Saint Anastasios the Persian
22 Ιανουαρίου 2020
Saint Anastasios was born in the village of Rachiz in Persia, which was situated at the province of Rasnouni.He lived during the 7th century AD, during time of the Persian king Chosroes the Second (590-628 AD), and the Emperor of Byzantium, Irakleios. His name was Magundat and came from the class of the Magoi (Zoroastrian priests), as he was the son of magus Mav. He had a good education and had great interest in philosophical and religious thought.

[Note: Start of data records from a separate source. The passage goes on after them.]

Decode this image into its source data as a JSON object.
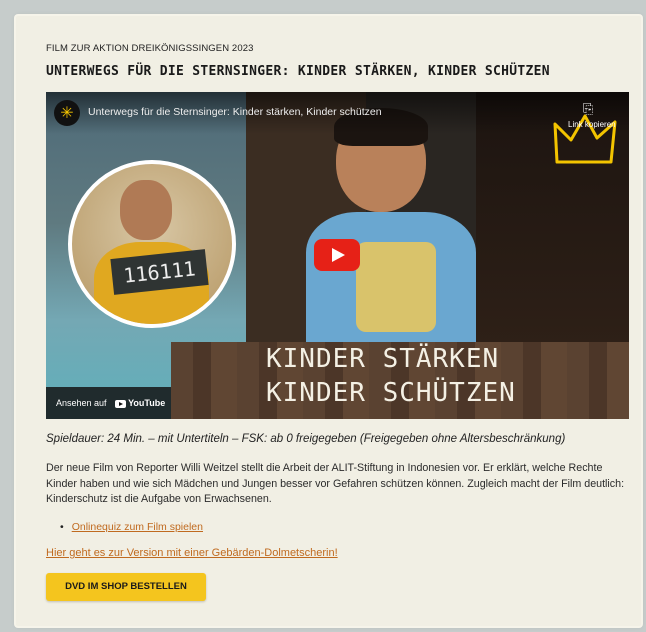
{
  "kicker": "FILM ZUR AKTION DREIKÖNIGSSINGEN 2023",
  "headline": "UNTERWEGS FÜR DIE STERNSINGER: KINDER STÄRKEN, KINDER SCHÜTZEN",
  "video": {
    "title": "Unterwegs für die Sternsinger: Kinder stärken, Kinder schützen",
    "share_label": "Link kopieren",
    "slate_number": "116111",
    "overlay_line1": "KINDER STÄRKEN",
    "overlay_line2": "KINDER SCHÜTZEN",
    "watch_on": "Ansehen auf",
    "yt_brand": "YouTube"
  },
  "meta": "Spieldauer: 24 Min. – mit Untertiteln – FSK: ab 0 freigegeben (Freigegeben ohne Altersbeschränkung)",
  "description": "Der neue Film von Reporter Willi Weitzel stellt die Arbeit der ALIT-Stiftung in Indonesien vor. Er erklärt, welche Rechte Kinder haben und wie sich Mädchen und Jungen besser vor Gefahren schützen können. Zugleich macht der Film deutlich: Kinderschutz ist die Aufgabe von Erwachsenen.",
  "quiz_link": "Onlinequiz zum Film spielen",
  "sign_link": "Hier geht es zur Version mit einer Gebärden-Dolmetscherin!",
  "buy_button": "DVD IM SHOP BESTELLEN",
  "colors": {
    "accent": "#f4c51e",
    "link": "#c06a1f",
    "yt_red": "#e62117",
    "card_bg": "#f1efe4"
  }
}
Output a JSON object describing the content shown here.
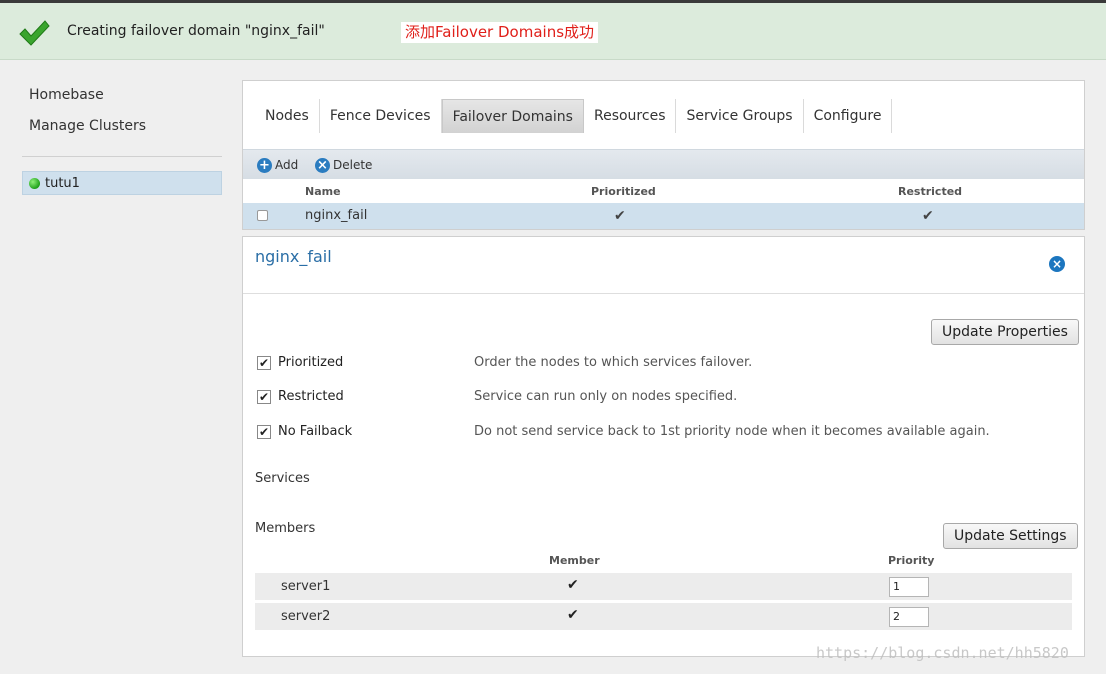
{
  "notification": {
    "message": "Creating failover domain \"nginx_fail\"",
    "annotation": "添加Failover Domains成功",
    "icon": "checkmark-icon"
  },
  "sidebar": {
    "links": [
      "Homebase",
      "Manage Clusters"
    ],
    "cluster": {
      "name": "tutu1",
      "status_color": "#22aa1a"
    }
  },
  "tabs": [
    "Nodes",
    "Fence Devices",
    "Failover Domains",
    "Resources",
    "Service Groups",
    "Configure"
  ],
  "active_tab": "Failover Domains",
  "toolbar": {
    "add_label": "Add",
    "delete_label": "Delete"
  },
  "domain_table": {
    "columns": [
      "Name",
      "Prioritized",
      "Restricted"
    ],
    "rows": [
      {
        "name": "nginx_fail",
        "prioritized": "✔",
        "restricted": "✔"
      }
    ]
  },
  "detail": {
    "title": "nginx_fail",
    "update_properties_label": "Update Properties",
    "options": [
      {
        "label": "Prioritized",
        "checked": "✔",
        "description": "Order the nodes to which services failover."
      },
      {
        "label": "Restricted",
        "checked": "✔",
        "description": "Service can run only on nodes specified."
      },
      {
        "label": "No Failback",
        "checked": "✔",
        "description": "Do not send service back to 1st priority node when it becomes available again."
      }
    ],
    "services_label": "Services",
    "members_label": "Members",
    "update_settings_label": "Update Settings",
    "member_columns": [
      "Member",
      "Priority"
    ],
    "members": [
      {
        "name": "server1",
        "member": "✔",
        "priority": "1"
      },
      {
        "name": "server2",
        "member": "✔",
        "priority": "2"
      }
    ]
  },
  "watermark": "https://blog.csdn.net/hh5820",
  "colors": {
    "accent": "#2a6ea6",
    "selected_row": "#cfe0ed",
    "notify_bg": "#dcebdc",
    "annotation_text": "#e0201a"
  }
}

He served in the army of king Chosroes, who came to Jerusalem and transfered the Holy Cross to Persia (614 AD). The educated Persians were interested in the very person of Christ and His religion. One of them was Magundat, and after having learned from a faithful Christian that with the death of Christ on the Cross, the human race was saved, he believed in Christ and decided to embrace the Christian religion. After participating in the campaign of the Persians against Constantinople, he found himself at the city of Chalkidona. During his stay there, and after he learned that Herakleios had defeated the Persians, he went to Ierapolis and thence to Jerusalem, where he was baptized by Patriarch Modestos, to whom he was introduced by the priest of the church of the Resurrection, and took the name Anastasios. Following his baptism he was tonsured as a monk at the Monastery of Saint Ioustinos or as others write at the Monastery of Saint Savvas. After seven years after living as a monk, he went to the city of Caesarea in Palestine, where he made it his duty to try to convert into Christianity the Persian garrison stationed there. His effort in converting his countrymen was reported to the governor Marzabanes. When Marzabanes learned that Athanasios was the son of a Magus, he tried everything possible to reintroduce him to the Persian religion-Zoroastrianism. He failed however, and Marzabanes became angry and instructed for him to work carring heavy stones without taking any rest. The torture continued until he was send to Persia, before the king of the Persians Chosroes. Chosroes showed all his meanness to the Saint, subjecting him to endless martyrdom. Seeing that there was no case in renouncing his faith, the King instructed for Athanasios to be executed. He was beaten mercilessly with sticks until near death. The torture took place daily. At the end he was hung since the King ordered for him to die by hanging. But as he was suffocated, just as he was ready to die, he was let go in order for him to witness that he would be decapitated. Anastasios smiled happily not only because he became able to believe, but to also die for Christ. His Martydom took place near the Euphrates, at a city-fortress called Barsaloe on the 22d of January 628 AD, along with 70 other Christians and martyrs, and for this reason, our Orthodox Church celebrates the memory of Saint Anastasios the Persian, every 22d of January. Before the Christians went to get his body from the place of execution, a group of wild dogs gathered together and started eating the bodies of the murdered Christians. These dogs not only did hurt the body of the Saint, but also protected it. His body was carried by Christians from Persia to Palestine, were he was buried in the Monastery of Saint Sergius, but later his holy relic was moved to Constantinople, and finally to Rome by the crusaders who sacked Constantinople in 1204.